Champagne wines are produced by natural yeast fermentation in the bottle, in accordance with strict criteria laid down in the Champagne regulatory framework covering every aspect of winemaking.
- Just three authorized grape varieties: Chardonnay, Pinot Noir, Pinot Meunier
- Short pruned vines (Cordon de Royat, Chablis and Guyot pruning)
- Capped grape yields per hectare
- Juice extraction strictly limited to 102 litres of must per 160 kilos of grapes
- Minimum annual required alcohol levels by volume
- Dedicated Champagne wine-making and storage premises
- A natural winemaking process known as the 'Méthode Champenoise'
- A minimum 15 months storage period for bottled wines prior to shipping
Source - http://www.champagne.fr/en/homepage
What is Methode Cap Classique (MCC)?
In South Africa, a sparkling wine which is made in the traditional Champagne style is known as a Methode Cap Classique, or MCC. The most common wines to be used for this method are the Sauvignon Blanc and the Chenin Blanc, but it is also possible to use Chardonnay. For a darker, more original sparkling wine, Pinot Noir can be given the MCC treatment. In addition to the Methode Cap Classique, South African wine growers can also make wine using the Charmat method. The name Methode Cap Classique has been given to South African wines since the beginning of the 1990s.
The grapes used in the Methode Cap Classique design for sparkling wines are picked early, in order to ensure that the levels of sugar in the wine are low – sugar will be added during the MCC process.
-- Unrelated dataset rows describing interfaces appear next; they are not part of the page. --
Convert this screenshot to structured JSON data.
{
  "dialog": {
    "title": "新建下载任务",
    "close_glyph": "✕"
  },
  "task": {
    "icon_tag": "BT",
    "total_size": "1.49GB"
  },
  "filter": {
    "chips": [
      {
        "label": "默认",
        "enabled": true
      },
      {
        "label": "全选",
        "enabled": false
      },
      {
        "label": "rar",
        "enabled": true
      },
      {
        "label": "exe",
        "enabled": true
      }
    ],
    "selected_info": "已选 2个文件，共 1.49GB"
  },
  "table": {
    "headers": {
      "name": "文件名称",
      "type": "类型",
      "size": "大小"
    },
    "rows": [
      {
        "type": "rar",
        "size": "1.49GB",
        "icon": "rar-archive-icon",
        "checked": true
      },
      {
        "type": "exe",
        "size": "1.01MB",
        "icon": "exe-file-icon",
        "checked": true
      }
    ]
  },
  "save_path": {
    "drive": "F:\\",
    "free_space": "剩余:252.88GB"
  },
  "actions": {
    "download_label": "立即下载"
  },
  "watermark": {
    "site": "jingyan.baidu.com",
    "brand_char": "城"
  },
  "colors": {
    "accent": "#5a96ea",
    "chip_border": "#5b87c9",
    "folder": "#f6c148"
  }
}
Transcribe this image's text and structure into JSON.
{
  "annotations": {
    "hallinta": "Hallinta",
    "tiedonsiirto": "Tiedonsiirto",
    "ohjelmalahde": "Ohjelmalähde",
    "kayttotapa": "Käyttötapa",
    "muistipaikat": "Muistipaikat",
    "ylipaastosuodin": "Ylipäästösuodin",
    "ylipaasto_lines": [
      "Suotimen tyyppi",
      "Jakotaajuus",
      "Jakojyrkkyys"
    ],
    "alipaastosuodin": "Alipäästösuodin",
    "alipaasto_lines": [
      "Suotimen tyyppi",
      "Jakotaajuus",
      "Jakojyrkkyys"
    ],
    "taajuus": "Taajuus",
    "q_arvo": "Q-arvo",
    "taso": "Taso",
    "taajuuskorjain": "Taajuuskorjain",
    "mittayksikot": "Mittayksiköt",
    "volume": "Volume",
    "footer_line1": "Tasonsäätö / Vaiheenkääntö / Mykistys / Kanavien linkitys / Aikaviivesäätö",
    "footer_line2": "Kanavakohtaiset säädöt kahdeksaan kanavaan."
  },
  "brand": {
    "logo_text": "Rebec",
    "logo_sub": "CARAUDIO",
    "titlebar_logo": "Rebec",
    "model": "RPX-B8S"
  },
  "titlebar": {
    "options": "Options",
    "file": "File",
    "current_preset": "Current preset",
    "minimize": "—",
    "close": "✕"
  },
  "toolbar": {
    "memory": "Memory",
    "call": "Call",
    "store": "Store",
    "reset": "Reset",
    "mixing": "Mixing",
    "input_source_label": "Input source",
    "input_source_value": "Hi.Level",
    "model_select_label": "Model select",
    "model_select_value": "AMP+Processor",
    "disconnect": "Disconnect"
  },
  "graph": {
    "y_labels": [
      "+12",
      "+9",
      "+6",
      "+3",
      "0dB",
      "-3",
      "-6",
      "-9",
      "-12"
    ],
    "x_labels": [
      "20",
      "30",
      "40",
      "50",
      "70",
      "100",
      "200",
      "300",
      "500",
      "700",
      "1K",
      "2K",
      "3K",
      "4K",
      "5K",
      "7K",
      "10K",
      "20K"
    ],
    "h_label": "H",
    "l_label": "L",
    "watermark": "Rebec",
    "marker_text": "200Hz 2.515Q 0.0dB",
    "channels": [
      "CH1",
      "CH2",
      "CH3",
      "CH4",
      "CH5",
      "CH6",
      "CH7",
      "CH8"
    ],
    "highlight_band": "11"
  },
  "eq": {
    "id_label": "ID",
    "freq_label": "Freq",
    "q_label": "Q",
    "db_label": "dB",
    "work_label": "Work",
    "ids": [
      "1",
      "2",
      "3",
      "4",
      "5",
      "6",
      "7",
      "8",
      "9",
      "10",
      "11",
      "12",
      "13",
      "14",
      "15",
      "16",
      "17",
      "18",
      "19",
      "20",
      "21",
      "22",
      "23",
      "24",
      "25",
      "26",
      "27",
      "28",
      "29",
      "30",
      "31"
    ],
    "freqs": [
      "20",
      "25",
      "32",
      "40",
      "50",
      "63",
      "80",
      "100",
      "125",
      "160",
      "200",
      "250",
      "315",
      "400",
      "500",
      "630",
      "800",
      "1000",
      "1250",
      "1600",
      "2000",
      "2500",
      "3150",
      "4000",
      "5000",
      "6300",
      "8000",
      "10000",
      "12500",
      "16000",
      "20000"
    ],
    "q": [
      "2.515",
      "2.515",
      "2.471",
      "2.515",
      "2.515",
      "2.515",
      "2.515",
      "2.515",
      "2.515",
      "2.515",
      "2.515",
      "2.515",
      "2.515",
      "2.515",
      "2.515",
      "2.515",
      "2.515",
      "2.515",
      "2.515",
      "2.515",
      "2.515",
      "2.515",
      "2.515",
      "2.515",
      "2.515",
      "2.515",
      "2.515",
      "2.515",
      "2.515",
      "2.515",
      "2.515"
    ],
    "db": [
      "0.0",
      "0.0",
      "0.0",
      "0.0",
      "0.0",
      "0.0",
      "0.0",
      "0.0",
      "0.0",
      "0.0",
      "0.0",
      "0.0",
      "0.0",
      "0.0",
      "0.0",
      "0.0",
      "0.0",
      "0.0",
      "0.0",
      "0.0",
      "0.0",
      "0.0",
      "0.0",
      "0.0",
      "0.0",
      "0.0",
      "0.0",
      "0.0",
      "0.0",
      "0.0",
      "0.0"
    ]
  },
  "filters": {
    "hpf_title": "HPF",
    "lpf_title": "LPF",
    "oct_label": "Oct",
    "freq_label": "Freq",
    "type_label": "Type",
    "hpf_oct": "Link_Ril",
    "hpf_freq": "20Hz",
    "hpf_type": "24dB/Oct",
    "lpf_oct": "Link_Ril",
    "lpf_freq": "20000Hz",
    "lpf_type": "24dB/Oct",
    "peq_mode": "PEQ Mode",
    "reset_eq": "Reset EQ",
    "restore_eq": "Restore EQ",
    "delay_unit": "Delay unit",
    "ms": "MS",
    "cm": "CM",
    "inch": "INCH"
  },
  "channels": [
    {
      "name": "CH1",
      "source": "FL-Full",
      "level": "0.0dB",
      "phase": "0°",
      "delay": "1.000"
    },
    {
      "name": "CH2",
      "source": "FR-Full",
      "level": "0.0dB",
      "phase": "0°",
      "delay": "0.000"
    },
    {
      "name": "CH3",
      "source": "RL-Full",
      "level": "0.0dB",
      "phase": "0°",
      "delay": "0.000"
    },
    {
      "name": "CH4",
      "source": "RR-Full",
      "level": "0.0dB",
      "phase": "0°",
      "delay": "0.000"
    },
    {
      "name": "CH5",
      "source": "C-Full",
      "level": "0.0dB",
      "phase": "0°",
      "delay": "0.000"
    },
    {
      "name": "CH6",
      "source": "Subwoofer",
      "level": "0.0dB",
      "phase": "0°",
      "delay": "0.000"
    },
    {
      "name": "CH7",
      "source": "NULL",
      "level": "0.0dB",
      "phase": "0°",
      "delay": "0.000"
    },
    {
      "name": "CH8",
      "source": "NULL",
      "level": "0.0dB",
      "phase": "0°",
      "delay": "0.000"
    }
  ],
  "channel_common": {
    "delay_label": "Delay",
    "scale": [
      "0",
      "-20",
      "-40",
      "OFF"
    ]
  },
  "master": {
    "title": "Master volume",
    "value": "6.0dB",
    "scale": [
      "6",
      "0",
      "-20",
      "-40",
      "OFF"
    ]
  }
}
The juice of the grapes is quickly pressed in order to ensure that the white wine will have a clear colour, and not become yellow or gold. Once the grapes have been pressed, they are allowed to ferment in the same way as an ordinary still wine, producing alcohol and getting rid of carbon dioxide. This first stage creates a wine which will then be the basis for the sparkling wine.
This wine is often rather unpleasant, with a high acidity level and not much sugar. The wine is removed from the fermentation barrels, and blended together to produce the finished flavour of wine. Then, the Methode Cap Classique process can begin. The method of making sparkling wine in South Africa follows the Champagne method closely, so the next stage is to pour the wine into bottles. Once the wine is in the bottle, a small amount of yeast is added to the mix (the yeast can vary between producers), and this is followed by some sugar. The wine is then capped (hence the term Methode cap classique used in South Africa).
Once the yeast is sealed into the wine with the sugar, the second fermentation process begins. The bottle is placed horizontally in a wine cellar, usually for around one and a half years, although in some places this can extend to 3 years. As the yeast works on the sugar, released carbon dioxide is trapped inside the wine. The yeast at the bottom is known as the Lees, and this must eventually be removed. Bottles are placed upon racks which hold the neck of the bottle further down that the bottom. The bottles are turned regularly, and then raised slightly, so that after a fortnight the wine is upside-down, and the lees are lodged in the neck.
Once the yeast is in the neck, the wine-maker then has to remove the lees. This is done by taking off the original cap, and easing out the yeast. Sugar is put into the bottle, and a cork is placed into the bottle. This keeps the sparkle in the wine, while removing the yeast and preventing the wine from becoming too pressurised. The Methode Cap Classique is the most common type of sparkling wine production in South Africa.